New Year, New Questions, New Possibilities

The Canadian industry has innovative producers pursuing the opportunities in the broader bioeconomy, writes Andrea Kent of the Canadian Renewable Fuels Association. Canada is well positioned to become a leader in advanced biofuels and bioproducts.
By Andrea Kent | February 12, 2015

Albert Einstein said, “to raise new questions, new possibilities, to regard old problems from a new angle, requires creative imagination and marks real advance in science.” Understanding the need for change is standard operating procedure for innovators like Einstein, and the ethanol industry is really no different.
If there is one way to describe the path of the Canadian renewable fuels industry today, it is through innovation, an evolution beyond traditional production methods, and products.

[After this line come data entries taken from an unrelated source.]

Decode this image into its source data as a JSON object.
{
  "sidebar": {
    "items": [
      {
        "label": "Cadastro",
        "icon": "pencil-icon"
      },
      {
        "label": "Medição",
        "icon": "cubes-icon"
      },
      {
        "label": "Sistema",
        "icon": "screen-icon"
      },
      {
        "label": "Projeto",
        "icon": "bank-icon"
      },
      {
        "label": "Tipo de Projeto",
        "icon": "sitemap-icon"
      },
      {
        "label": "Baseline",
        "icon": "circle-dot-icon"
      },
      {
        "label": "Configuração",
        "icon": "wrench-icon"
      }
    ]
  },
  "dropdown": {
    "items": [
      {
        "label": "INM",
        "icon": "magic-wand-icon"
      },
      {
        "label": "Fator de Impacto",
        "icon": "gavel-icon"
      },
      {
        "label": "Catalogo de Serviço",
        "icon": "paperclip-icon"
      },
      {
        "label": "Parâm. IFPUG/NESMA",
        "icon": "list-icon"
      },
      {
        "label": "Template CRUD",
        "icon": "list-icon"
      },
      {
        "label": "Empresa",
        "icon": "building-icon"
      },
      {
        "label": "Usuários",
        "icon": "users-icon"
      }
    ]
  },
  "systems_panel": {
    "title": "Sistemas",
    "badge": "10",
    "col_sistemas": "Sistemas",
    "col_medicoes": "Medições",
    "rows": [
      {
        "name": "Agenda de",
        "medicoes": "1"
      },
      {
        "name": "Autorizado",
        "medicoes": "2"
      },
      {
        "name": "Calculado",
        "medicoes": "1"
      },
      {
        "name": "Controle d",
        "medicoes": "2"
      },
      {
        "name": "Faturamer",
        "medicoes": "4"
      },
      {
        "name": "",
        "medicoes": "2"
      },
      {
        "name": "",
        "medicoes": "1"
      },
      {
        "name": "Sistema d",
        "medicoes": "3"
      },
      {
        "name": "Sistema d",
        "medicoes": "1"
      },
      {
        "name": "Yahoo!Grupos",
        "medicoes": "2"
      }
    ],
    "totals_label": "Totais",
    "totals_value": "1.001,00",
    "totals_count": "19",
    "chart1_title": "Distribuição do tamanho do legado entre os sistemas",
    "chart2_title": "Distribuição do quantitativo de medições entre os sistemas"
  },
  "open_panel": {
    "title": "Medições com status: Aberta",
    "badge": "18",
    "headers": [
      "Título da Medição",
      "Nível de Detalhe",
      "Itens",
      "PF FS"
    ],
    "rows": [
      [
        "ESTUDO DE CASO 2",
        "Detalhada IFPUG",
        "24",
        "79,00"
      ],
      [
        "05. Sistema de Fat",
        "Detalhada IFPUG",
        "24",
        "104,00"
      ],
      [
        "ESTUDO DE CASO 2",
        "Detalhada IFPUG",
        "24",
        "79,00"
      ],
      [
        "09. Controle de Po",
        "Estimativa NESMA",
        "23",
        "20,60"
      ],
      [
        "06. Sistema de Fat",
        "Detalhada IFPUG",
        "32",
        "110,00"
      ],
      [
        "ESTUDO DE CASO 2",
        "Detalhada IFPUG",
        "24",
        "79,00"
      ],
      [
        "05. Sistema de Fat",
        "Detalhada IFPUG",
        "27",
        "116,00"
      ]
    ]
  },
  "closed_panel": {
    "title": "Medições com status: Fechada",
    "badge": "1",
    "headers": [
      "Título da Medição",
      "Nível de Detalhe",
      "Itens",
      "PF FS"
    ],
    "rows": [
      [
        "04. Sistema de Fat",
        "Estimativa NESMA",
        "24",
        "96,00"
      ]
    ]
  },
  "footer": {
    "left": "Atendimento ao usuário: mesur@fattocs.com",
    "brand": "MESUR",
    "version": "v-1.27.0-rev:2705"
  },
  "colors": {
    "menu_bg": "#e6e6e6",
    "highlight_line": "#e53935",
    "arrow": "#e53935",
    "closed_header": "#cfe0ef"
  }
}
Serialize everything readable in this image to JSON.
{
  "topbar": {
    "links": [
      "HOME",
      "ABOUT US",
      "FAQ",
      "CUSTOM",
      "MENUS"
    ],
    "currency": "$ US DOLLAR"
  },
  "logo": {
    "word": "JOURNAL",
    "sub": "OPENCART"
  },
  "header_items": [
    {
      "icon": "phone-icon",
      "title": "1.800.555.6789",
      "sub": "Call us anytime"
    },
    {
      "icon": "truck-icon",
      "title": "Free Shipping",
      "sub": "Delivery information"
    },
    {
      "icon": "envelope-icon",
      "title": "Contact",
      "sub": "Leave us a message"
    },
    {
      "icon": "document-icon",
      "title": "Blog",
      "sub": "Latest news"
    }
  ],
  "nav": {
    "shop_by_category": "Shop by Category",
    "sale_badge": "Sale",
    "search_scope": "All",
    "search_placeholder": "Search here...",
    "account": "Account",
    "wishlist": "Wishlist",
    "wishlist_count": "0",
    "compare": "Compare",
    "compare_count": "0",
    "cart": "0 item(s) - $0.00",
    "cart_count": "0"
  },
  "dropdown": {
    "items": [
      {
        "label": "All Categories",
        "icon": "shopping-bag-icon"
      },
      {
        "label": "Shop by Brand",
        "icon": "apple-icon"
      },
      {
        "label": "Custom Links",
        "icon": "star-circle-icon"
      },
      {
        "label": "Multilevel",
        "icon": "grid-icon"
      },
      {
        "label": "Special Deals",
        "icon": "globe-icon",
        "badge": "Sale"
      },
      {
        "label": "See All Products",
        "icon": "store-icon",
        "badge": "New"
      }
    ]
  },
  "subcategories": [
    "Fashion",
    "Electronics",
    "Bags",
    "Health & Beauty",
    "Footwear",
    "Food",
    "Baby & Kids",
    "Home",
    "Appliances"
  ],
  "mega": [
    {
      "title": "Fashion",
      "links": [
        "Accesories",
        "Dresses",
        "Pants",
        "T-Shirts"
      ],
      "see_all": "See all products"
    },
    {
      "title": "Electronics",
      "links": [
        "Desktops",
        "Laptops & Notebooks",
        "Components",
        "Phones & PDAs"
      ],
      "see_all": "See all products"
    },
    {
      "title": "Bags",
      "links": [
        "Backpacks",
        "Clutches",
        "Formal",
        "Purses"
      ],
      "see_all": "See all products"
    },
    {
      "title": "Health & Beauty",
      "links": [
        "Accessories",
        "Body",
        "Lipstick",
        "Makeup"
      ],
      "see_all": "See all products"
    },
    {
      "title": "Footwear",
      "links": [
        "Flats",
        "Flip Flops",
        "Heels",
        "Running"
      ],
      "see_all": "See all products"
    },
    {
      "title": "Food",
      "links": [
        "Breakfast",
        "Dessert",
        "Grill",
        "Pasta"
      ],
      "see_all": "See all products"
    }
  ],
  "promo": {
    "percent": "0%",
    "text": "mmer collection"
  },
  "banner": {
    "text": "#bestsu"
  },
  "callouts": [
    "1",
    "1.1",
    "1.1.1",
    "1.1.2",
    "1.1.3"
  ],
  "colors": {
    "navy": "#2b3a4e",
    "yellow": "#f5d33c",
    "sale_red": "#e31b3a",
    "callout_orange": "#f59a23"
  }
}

The Canadian industry is rich with innovative producers looking at pursuing the opportunities in the broader bioeconomy. We are witnessing the emergence of diversified biorefineries, built on the existing renewable fuels platform, but able to commercialize a number of different bioproducts, using a variety of different feedstocks. With a natural abundance of biomass, Canada is well positioned to become a global leader in the development and production of advanced biofuels and bioproducts.

We have seen this happening across our industry already. Enerkem, in a partnership with the City of Edmonton and the Province of Alberta, recently designed and built the first industrial scale waste-to-biofuels facility in the world, now producing methanol from municipal solid waste with conversion to ethanol expected this year. This facility uses Enerkem’s proprietary thermochemical process, a technology that has received international attention, with partnerships for production facilities emerging in Europe and China.

GreenField Specialty Alcohols Inc., better known for distilleries producing corn-based ethanol and industrial alcohols, designed and built a biomass pretreatment system called the bazooka, capable of processing agricultural residues and woody biomass into pure streams of cellulose and hemicellulose sugars.

IGPC Ethanol Inc. is the first Canadian adopter of ICM’s fiber separation technology that fractionates the corn kernel at the front end of the fuel making process. This technology allows IGPC to take a fibrous portion of corn kernel and convert it into next-generation biofuels and next-generation bioproducts.
Enhancing the strong progress of the Canadian renewable fuels industry depends on ensuring the continuation of strong mandates, developing broader market access for producers, a fair valuation for greenhouse gas reductions, and building out infrastructure, ensuring Canadians have choice at the pumps.

These forward looking action items were a primary focus of the CRFA’s first annual Canadian Bioeconomy Conference.  While we addressed the needs of our existing renewable fuels producers, we also looked at the opportunities arising from where our industry is going, from biofuels to bioeconomy.

Like the U.S., we are all looking at the falling price of oil and what it means for the Canadian economy and our ethanol industry. Commodity prices for ethanol and corn, the fluctuating Canadian dollar, and a federal election on the horizon, all promise to make 2015 a dynamic year for Canadian producers and policy makers alike.

It also means that we will need to keep doing what we do best: innovate and adapt.

Author: Andrea Kent
Canadian Renewable Fuels Association